On January 25, 2013, Obama appointed Denis McDonough as his Chief of Staff. In February 2013 McDonough urged lawmakers to quickly confirm Chuck Hagel and John O. Brennan to their posts in Obama’s national security team, expressing “grave concern” about the delays.

As Chief of Staff, the former Congressional staffer has made greater outreach to Republican Senators a major priority, with several Republicans referring to his tenure as Chief of Staff as a breath of fresh air.[12]

References[edit]

  1. ^ The Washington Post (2013). Denis McDonough to be Obama’s new chief of staff. Retrieved 20 January 2013.
  2. ^ a b c d Michael Cooper (November 23, 2008). "The New Team". The New York Times. Retrieved October 23, 2010. 
  3. ^ George Thole (April 17, 2008). "Thole: Remember sacrifices of those who serve". Stillwater Gazette. Retrieved October 23, 2010. 
  4. ^ a b c d e f g h Arthur Eisele (Winter 2009). "At Home in the West Wing: An Interview with Denis McDonough '92". Saint John's Magazine. Retrieved October 23, 2010[dead link].  Check date values in: |accessdate= (help)
  5. ^ Thayer Evans (September 18, 2009). "No Whistles, No Tackling and No End in Sight for St. John's Coach". The New York Times. Retrieved October 23, 2010. 
  6. ^ "Who is Denis McDonough?". Our Daily Thread. 2013-01-25. Retrieved 2013-09-07. 
  7. ^ a b Garance Franke-Ruta (October 22, 2010). "Denis McDonough: Five things worth knowing". WhoRunsGov. The Washington Post Company. Retrieved October 23, 2010. 
  8. ^ Monica Langley (September 22, 2007). "From the Campaign to the Battlefront". The Wall Street Journal. Retrieved October 23, 2010. 
  9. ^ "Obama's People". The New York Times Magazine. January 18, 2009. Retrieved October 23, 2010. 
  10. ^ Helene Cooper (July 9, 2010). "The Saturday Profile: The Adviser at the Heart of National Security". The New York Times. Retrieved October 23, 2010. 
  11. ^ Peter Baker (October 22, 2010). "Obama Making National Security Appointment". The Caucus Blog. The New York Times. Retrieved October 23, 2010. 
  12. ^ Michael Cass, (August 22, 2013) "Sen. Bob Corker explains why he missed the President's speech" http://www.tennessean.com/article/20130822/NEWS/308220114/1972/NEWS02. The Tennessean, Retrieved August 23, 2013

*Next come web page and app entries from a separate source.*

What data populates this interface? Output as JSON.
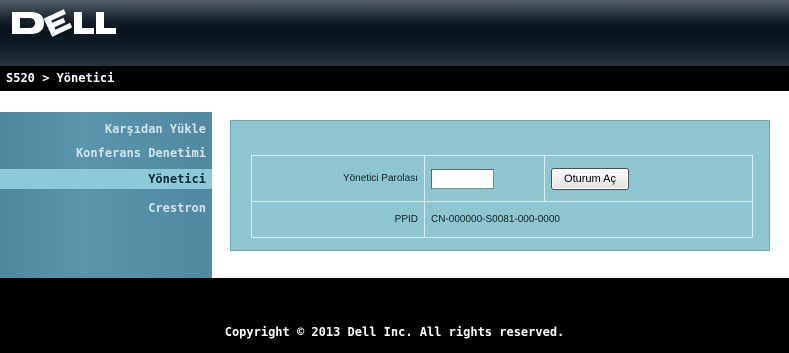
{
  "header": {
    "logo_text": "DELL",
    "breadcrumb": "S520 > Yönetici"
  },
  "sidebar": {
    "items": [
      {
        "label": "Karşıdan Yükle",
        "active": false
      },
      {
        "label": "Konferans Denetimi",
        "active": false
      },
      {
        "label": "Yönetici",
        "active": true
      },
      {
        "label": "Crestron",
        "active": false
      }
    ]
  },
  "form": {
    "password_label": "Yönetici Parolası",
    "password_value": "",
    "login_button": "Oturum Aç",
    "ppid_label": "PPID",
    "ppid_value": "CN-000000-S0081-000-0000"
  },
  "footer": {
    "copyright": "Copyright © 2013 Dell Inc. All rights reserved."
  },
  "colors": {
    "sidebar_bg": "#5a95ad",
    "sidebar_active": "#8ccad8",
    "panel_bg": "#8dc6d0",
    "bars": "#000000"
  }
}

External links[edit]

Political offices
Preceded by
Thomas Donilon
Deputy National Security Advisor
2010–2013
Succeeded by
Tony Blinken
Preceded by
Jack Lew
White House Chief of Staff
2013–present
Incumbent
United States order of precedence (ceremonial)
Preceded by
Jeh Johnson
as Secretary of Homeland Security
Order of Precedence of the United States
as White House Chief of Staff
Succeeded by
Shaun Donovan
as Director of the Office of Management and Budget